When I was little, my mom would pour candy corn into various displays around the house every October. Into candle holders, sprinkled into centerpieces, candy corn would find its way scattered across the house for my mother’s Halloween decor. But when my mom would leave the house, whether it was to walk the dog or take the trash out, I would strike. Sticking my little hands into bowls they weren’t supposed to be stuck into, I’d come out with handfuls of candy corn, acting fast enough to grab and run back to my room to eat my snack in safety all before my mom walked back in the front door. Eventually, my mother noticed that her decorations seemed to be thinning out, and she confronted me about my candy corn habits.
I couldn’t help it, I love candy corn. I’m not ashamed to admit that it’s my favorite Halloween treat. Incredibly polarizing, I’ve found it’s one of the candies that people are pretty passionate about. Whether or not you like the candy will tell you a lot about a person. But regardless of your feelings surrounding candy corn consumption, candy corn is still one of the most popular holiday candies. In fact, it’s the second most popular Halloween candy according to the National Confectioners Association. The only thing it falls behind is chocolate. Something automatically associated with Halloween, it has its own designated day (Oct. 30th, for anyone looking to celebrate), and it comes in a variety of colors and flavors expanding the market beyond the usual spooky season.
Candy corn’s history wasn’t always linked to the month of October. In fact, when it was first created, it wasn’t called candy corn at all. It was created around the 1880s, when the market for farm-themed candies was at its highest (if you can believe there ever was a time). While never officially confirmed, the inventor of candy corn was George Renninger, who was an employee at the Wunderle Candy Company in Philadelphia. While they were the first company to start selling the treat, Goelitx, now known as the Jelly Belly Candy Company, popularized it. Marketed as “Chicken Feed,” it was a candy sold at all times of the year, not just Halloween. As a penny candy, it could be bought for cheap, making it easily accessible to the general public. But during the 1950s, as trick or treating began to become commonplace, Halloween started to become more and more connected to candy, and Chicken Feed began to be advertised specifically during this time of the year. As the years went on, Halloween became the perfect holiday to market a product associated with sweets, good times, and children. In the 1970s, candy officially became a Halloween specialty. Over time, this mixture of sugar, fondant, corn syrup, vanilla flavor, and marshmallow creme became synonymous with an increasingly commercialized Halloween tradition.
For every lover of candy corn, there is an equally passionate hater. Known affectionately as Satan’s earwax or the “shed baby teeth of tiny toddler demons” as one Twitter user put it, it inspires the most creative insults. Yet even among fans, there’s debate. Do you eat the whole kernel? Do you start with the yellow or the white end? Do you like the pumpkins? Every October, these questions work their way back into my mind, and I spend the rest of the month pondering and enjoying my slim amount of socially acceptable time to be eating raw sugar.

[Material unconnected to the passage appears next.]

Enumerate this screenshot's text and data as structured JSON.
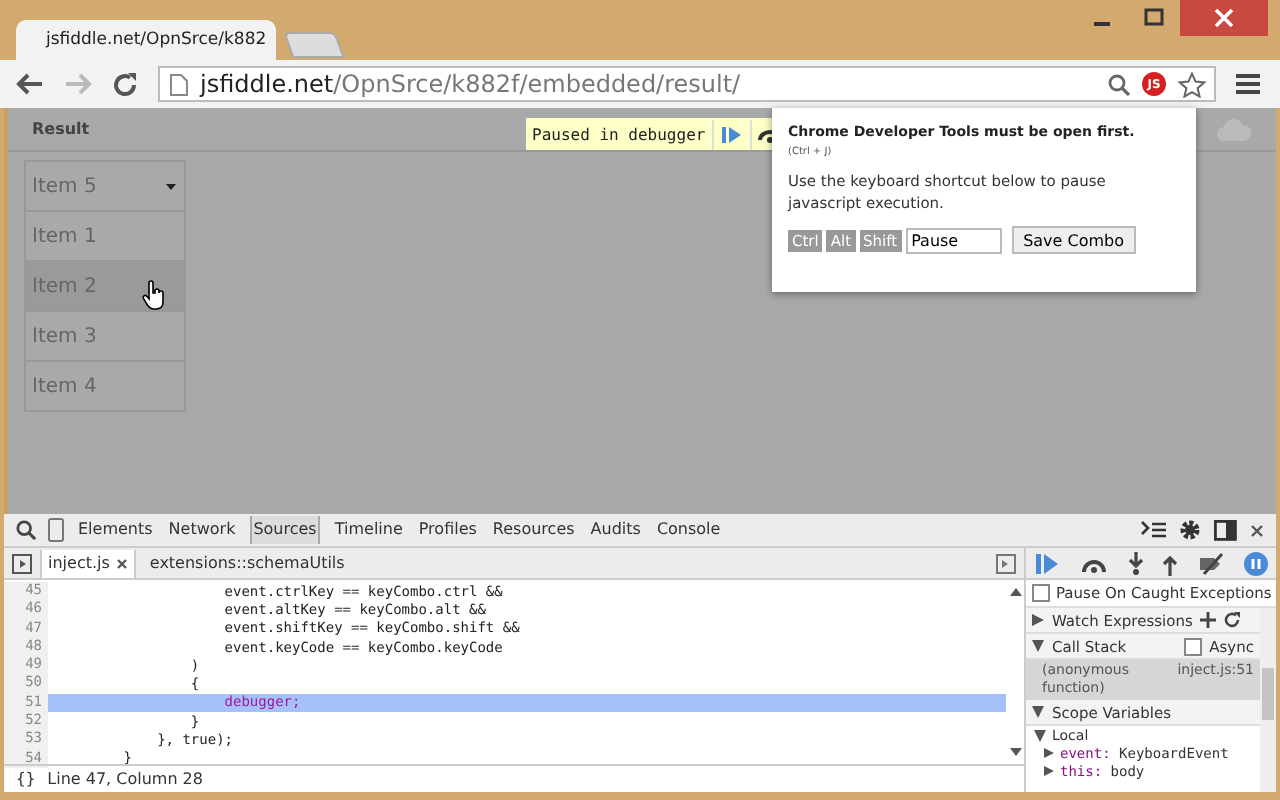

So as the years go on, I’ll keep sticking my hands into the halloween centerpieces made by mothers everywhere, just to grab a little kernel of chicken feed, and I encourage you to do the same.
Cover photo courtesy of Food and Wine